Thorndike survives, gets on a ship bound for England with the help of a nice young man (Roddy McDowall) and pursued by a man, Mr. Jones (John Carradine), who carries Thorndike’s own passport as his own. The Germans are chasing him all the way back to England. He enlists the help of a young woman named Jerry (Joan Bennett), Thorndike gets to his brother Lord Risborough (Frederick Worlock), and determines that if he were to go to the authorities, the current British policy would lead to giving Thorndike up to Germany which would lead to his execution. The only solution is to run.
This is a long series of events, and it’s all carried lightly on Walter Pidgeon’s shoulders. He’s not quite as debonair as someone like Cary Grant, but the Canadian-American actor (the explanation for his accent is given in a single line of dialogue about how much time he spends in Canada) is charming and likeable as he navigates the perils set before him. Joan Bennett (and her thick, awful to listen to, cockney accent) doesn’t drag the film down, but the focus turns to their little romance a little too much at the expense of the suspense elements in the middle section. They’re a nice couple, but the thriller seems to fall away completely for too long.
As the chase continues, we get several wonderfully tense suspense sequences. There’s one in a subway station that’s really quiet, filmed like a silent film, and ends with a bang that’s really nice. The final showdown between Thorndike and Quive-Smith, who has come to England to finish the job he started in Germany, is also really strong. It involves a cave with one small entrance and a makeshift window, a jerry-rigged bow, a touching memento of a lost character, and the will to act. It’s the sort of stuff that Hitchcock was doing in his sleep at this point in his career, so seeing it handled so well by Lang, who hadn’t made a whole career out of thrillers (his Dr. Mabuse movies certainly count) is really fun to see.
The final minutes are pure, pro-British propaganda to convince Americans to help their English speaking brethren across the Pond, and it’s the one part of the film that has aged the most poorly. It’s complete agitprop that was never going to work out of the moment.
Without a charming lead like Pidgeon, Man Hunt would be more of a drag than it is, proving the necessity of the movie star. With someone more charming like a Cary Grant or Robert Donat it might have been even more fun. I also think the romance needed to be broken up a bit, maybe have her on the boat instead of little Roddy McDowall to introduce her twenty minutes earlier. That way we don’t have to effectively stop the rest of the movie to squeeze in all of the romantic stuff before they have to go their separate ways.

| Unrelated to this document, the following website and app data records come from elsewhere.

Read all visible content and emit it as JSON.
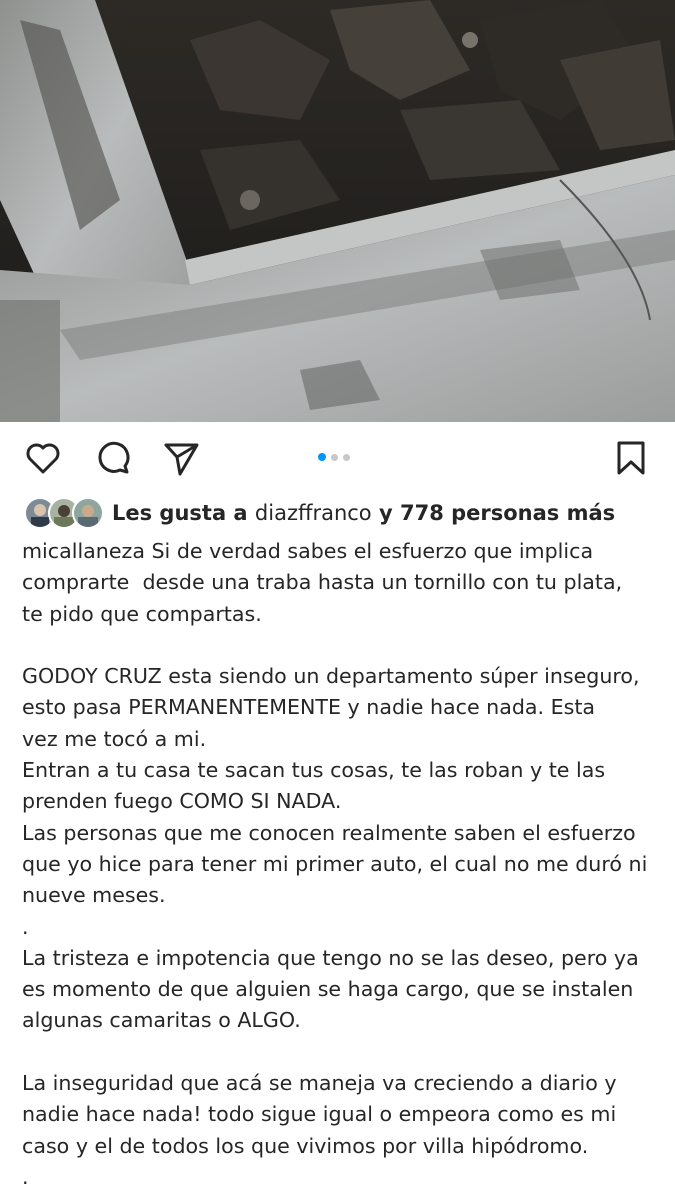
{
  "post": {
    "image_description_icon": "burned-car-photo",
    "carousel": {
      "total": 3,
      "active": 1
    },
    "actions": {
      "like_icon": "heart-icon",
      "comment_icon": "comment-icon",
      "share_icon": "send-icon",
      "save_icon": "bookmark-icon"
    },
    "likes": {
      "prefix": "Les gusta a ",
      "user": "diazffranco",
      "suffix": " y 778 personas más"
    },
    "caption": {
      "username": "micallaneza",
      "lines": [
        "micallaneza Si de verdad sabes el esfuerzo que implica",
        "comprarte  desde una traba hasta un tornillo con tu plata,",
        "te pido que compartas.",
        "",
        "GODOY CRUZ esta siendo un departamento súper inseguro,",
        "esto pasa PERMANENTEMENTE y nadie hace nada. Esta",
        "vez me tocó a mi.",
        "Entran a tu casa te sacan tus cosas, te las roban y te las",
        "prenden fuego COMO SI NADA.",
        "Las personas que me conocen realmente saben el esfuerzo",
        "que yo hice para tener mi primer auto, el cual no me duró ni",
        "nueve meses.",
        ".",
        "La tristeza e impotencia que tengo no se las deseo, pero ya",
        "es momento de que alguien se haga cargo, que se instalen",
        "algunas camaritas o ALGO.",
        "",
        "La inseguridad que acá se maneja va creciendo a diario y",
        "nadie hace nada! todo sigue igual o empeora como es mi",
        "caso y el de todos los que vivimos por villa hipódromo.",
        "."
      ]
    }
  }
}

Still, the strong lead and several wonderfully tense suspense sequences carry what amounts to a pretty standard chase film. It’s another effort of Lang mimicking another, more commercially successful director’s style, and he does it well again. It seems like Lang was still trying to find his place in Hollywood, given a certain freedom with a shared hatred of Naziism with his producers while also needing to chase some kind of financial wins. That it still works as a thriller 70 years later instead of straight agitprop is a success on its own as well.